### What to do
Word for word, repeat each of the records below.

### Records for the exercise
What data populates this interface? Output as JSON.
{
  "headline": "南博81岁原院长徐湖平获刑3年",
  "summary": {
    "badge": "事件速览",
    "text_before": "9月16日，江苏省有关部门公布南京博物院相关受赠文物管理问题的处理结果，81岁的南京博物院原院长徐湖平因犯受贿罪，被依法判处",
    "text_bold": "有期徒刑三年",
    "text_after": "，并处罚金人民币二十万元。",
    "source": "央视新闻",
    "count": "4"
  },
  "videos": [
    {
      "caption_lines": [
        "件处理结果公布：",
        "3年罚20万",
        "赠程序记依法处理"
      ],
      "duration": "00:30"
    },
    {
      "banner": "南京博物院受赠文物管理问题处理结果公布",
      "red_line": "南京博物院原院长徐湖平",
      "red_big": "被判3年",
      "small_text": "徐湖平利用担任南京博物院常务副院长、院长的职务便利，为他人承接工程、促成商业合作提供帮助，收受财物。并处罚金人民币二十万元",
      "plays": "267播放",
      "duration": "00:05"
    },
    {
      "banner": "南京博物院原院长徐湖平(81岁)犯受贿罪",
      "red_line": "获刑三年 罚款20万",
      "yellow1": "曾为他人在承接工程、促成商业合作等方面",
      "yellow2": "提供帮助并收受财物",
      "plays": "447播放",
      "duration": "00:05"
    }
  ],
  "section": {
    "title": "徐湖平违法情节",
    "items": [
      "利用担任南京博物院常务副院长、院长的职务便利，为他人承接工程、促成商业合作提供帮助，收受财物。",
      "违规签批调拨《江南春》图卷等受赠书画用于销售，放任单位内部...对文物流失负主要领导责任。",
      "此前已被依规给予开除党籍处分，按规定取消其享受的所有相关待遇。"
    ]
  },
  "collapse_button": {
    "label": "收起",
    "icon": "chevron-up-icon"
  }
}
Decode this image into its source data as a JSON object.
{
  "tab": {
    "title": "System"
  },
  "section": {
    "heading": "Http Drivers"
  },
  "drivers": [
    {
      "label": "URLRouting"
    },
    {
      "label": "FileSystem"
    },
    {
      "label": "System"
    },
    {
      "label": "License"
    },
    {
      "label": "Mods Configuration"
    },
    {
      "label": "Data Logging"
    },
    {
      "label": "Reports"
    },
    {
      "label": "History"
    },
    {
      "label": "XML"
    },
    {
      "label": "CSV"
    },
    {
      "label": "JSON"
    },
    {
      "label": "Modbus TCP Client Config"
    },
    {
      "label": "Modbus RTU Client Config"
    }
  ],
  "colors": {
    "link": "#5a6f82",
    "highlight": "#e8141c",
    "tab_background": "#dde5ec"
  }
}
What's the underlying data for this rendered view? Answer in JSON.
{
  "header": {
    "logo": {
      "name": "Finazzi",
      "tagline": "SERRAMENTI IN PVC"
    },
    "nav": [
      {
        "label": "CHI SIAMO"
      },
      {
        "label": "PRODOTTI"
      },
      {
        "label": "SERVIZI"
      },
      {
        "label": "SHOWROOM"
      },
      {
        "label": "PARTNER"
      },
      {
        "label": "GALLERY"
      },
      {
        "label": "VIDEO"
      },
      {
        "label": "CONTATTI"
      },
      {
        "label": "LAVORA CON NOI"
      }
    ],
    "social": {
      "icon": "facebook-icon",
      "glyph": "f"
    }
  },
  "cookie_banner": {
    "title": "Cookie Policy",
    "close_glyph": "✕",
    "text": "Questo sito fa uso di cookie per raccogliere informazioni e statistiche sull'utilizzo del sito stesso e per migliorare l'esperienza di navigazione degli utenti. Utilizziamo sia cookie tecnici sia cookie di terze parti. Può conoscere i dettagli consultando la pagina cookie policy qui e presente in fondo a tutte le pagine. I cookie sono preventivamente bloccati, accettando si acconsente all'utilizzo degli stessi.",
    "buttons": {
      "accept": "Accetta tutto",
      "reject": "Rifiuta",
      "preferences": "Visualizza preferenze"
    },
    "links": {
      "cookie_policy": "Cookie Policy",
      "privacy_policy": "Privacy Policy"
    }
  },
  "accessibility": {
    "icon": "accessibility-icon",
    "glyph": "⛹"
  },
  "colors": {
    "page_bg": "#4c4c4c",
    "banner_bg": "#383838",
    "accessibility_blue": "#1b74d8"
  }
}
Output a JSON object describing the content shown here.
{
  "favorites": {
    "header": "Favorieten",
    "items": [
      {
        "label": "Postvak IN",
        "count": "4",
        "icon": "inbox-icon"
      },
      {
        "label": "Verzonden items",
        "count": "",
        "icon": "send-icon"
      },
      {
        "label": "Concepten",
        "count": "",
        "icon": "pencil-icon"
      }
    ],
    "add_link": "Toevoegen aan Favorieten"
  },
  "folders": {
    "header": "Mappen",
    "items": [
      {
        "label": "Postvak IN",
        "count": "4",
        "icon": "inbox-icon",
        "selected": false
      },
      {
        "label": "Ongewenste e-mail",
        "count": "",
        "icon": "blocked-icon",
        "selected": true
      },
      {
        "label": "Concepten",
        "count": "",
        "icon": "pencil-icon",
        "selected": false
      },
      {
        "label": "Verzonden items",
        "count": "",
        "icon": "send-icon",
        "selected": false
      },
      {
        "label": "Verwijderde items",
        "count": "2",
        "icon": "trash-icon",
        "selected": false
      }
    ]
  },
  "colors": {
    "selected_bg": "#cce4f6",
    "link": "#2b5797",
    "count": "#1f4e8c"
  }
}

### Answer to this exercise
What data populates this interface? Output as JSON.
{
  "headline": "南博81岁原院长徐湖平获刑3年",
  "summary": {
    "badge": "事件速览",
    "text_before": "9月16日，江苏省有关部门公布南京博物院相关受赠文物管理问题的处理结果，81岁的南京博物院原院长徐湖平因犯受贿罪，被依法判处",
    "text_bold": "有期徒刑三年",
    "text_after": "，并处罚金人民币二十万元。",
    "source": "央视新闻",
    "count": "4"
  },
  "videos": [
    {
      "caption_lines": [
        "件处理结果公布：",
        "3年罚20万",
        "赠程序记依法处理"
      ],
      "duration": "00:30"
    },
    {
      "banner": "南京博物院受赠文物管理问题处理结果公布",
      "red_line": "南京博物院原院长徐湖平",
      "red_big": "被判3年",
      "small_text": "徐湖平利用担任南京博物院常务副院长、院长的职务便利，为他人承接工程、促成商业合作提供帮助，收受财物。并处罚金人民币二十万元",
      "plays": "267播放",
      "duration": "00:05"
    },
    {
      "banner": "南京博物院原院长徐湖平(81岁)犯受贿罪",
      "red_line": "获刑三年 罚款20万",
      "yellow1": "曾为他人在承接工程、促成商业合作等方面",
      "yellow2": "提供帮助并收受财物",
      "plays": "447播放",
      "duration": "00:05"
    }
  ],
  "section": {
    "title": "徐湖平违法情节",
    "items": [
      "利用担任南京博物院常务副院长、院长的职务便利，为他人承接工程、促成商业合作提供帮助，收受财物。",
      "违规签批调拨《江南春》图卷等受赠书画用于销售，放任单位内部...对文物流失负主要领导责任。",
      "此前已被依规给予开除党籍处分，按规定取消其享受的所有相关待遇。"
    ]
  },
  "collapse_button": {
    "label": "收起",
    "icon": "chevron-up-icon"
  }
}
Decode this image into its source data as a JSON object.
{
  "tab": {
    "title": "System"
  },
  "section": {
    "heading": "Http Drivers"
  },
  "drivers": [
    {
      "label": "URLRouting"
    },
    {
      "label": "FileSystem"
    },
    {
      "label": "System"
    },
    {
      "label": "License"
    },
    {
      "label": "Mods Configuration"
    },
    {
      "label": "Data Logging"
    },
    {
      "label": "Reports"
    },
    {
      "label": "History"
    },
    {
      "label": "XML"
    },
    {
      "label": "CSV"
    },
    {
      "label": "JSON"
    },
    {
      "label": "Modbus TCP Client Config"
    },
    {
      "label": "Modbus RTU Client Config"
    }
  ],
  "colors": {
    "link": "#5a6f82",
    "highlight": "#e8141c",
    "tab_background": "#dde5ec"
  }
}
What's the underlying data for this rendered view? Answer in JSON.
{
  "header": {
    "logo": {
      "name": "Finazzi",
      "tagline": "SERRAMENTI IN PVC"
    },
    "nav": [
      {
        "label": "CHI SIAMO"
      },
      {
        "label": "PRODOTTI"
      },
      {
        "label": "SERVIZI"
      },
      {
        "label": "SHOWROOM"
      },
      {
        "label": "PARTNER"
      },
      {
        "label": "GALLERY"
      },
      {
        "label": "VIDEO"
      },
      {
        "label": "CONTATTI"
      },
      {
        "label": "LAVORA CON NOI"
      }
    ],
    "social": {
      "icon": "facebook-icon",
      "glyph": "f"
    }
  },
  "cookie_banner": {
    "title": "Cookie Policy",
    "close_glyph": "✕",
    "text": "Questo sito fa uso di cookie per raccogliere informazioni e statistiche sull'utilizzo del sito stesso e per migliorare l'esperienza di navigazione degli utenti. Utilizziamo sia cookie tecnici sia cookie di terze parti. Può conoscere i dettagli consultando la pagina cookie policy qui e presente in fondo a tutte le pagine. I cookie sono preventivamente bloccati, accettando si acconsente all'utilizzo degli stessi.",
    "buttons": {
      "accept": "Accetta tutto",
      "reject": "Rifiuta",
      "preferences": "Visualizza preferenze"
    },
    "links": {
      "cookie_policy": "Cookie Policy",
      "privacy_policy": "Privacy Policy"
    }
  },
  "accessibility": {
    "icon": "accessibility-icon",
    "glyph": "⛹"
  },
  "colors": {
    "page_bg": "#4c4c4c",
    "banner_bg": "#383838",
    "accessibility_blue": "#1b74d8"
  }
}
Output a JSON object describing the content shown here.
{
  "favorites": {
    "header": "Favorieten",
    "items": [
      {
        "label": "Postvak IN",
        "count": "4",
        "icon": "inbox-icon"
      },
      {
        "label": "Verzonden items",
        "count": "",
        "icon": "send-icon"
      },
      {
        "label": "Concepten",
        "count": "",
        "icon": "pencil-icon"
      }
    ],
    "add_link": "Toevoegen aan Favorieten"
  },
  "folders": {
    "header": "Mappen",
    "items": [
      {
        "label": "Postvak IN",
        "count": "4",
        "icon": "inbox-icon",
        "selected": false
      },
      {
        "label": "Ongewenste e-mail",
        "count": "",
        "icon": "blocked-icon",
        "selected": true
      },
      {
        "label": "Concepten",
        "count": "",
        "icon": "pencil-icon",
        "selected": false
      },
      {
        "label": "Verzonden items",
        "count": "",
        "icon": "send-icon",
        "selected": false
      },
      {
        "label": "Verwijderde items",
        "count": "2",
        "icon": "trash-icon",
        "selected": false
      }
    ]
  },
  "colors": {
    "selected_bg": "#cce4f6",
    "link": "#2b5797",
    "count": "#1f4e8c"
  }
}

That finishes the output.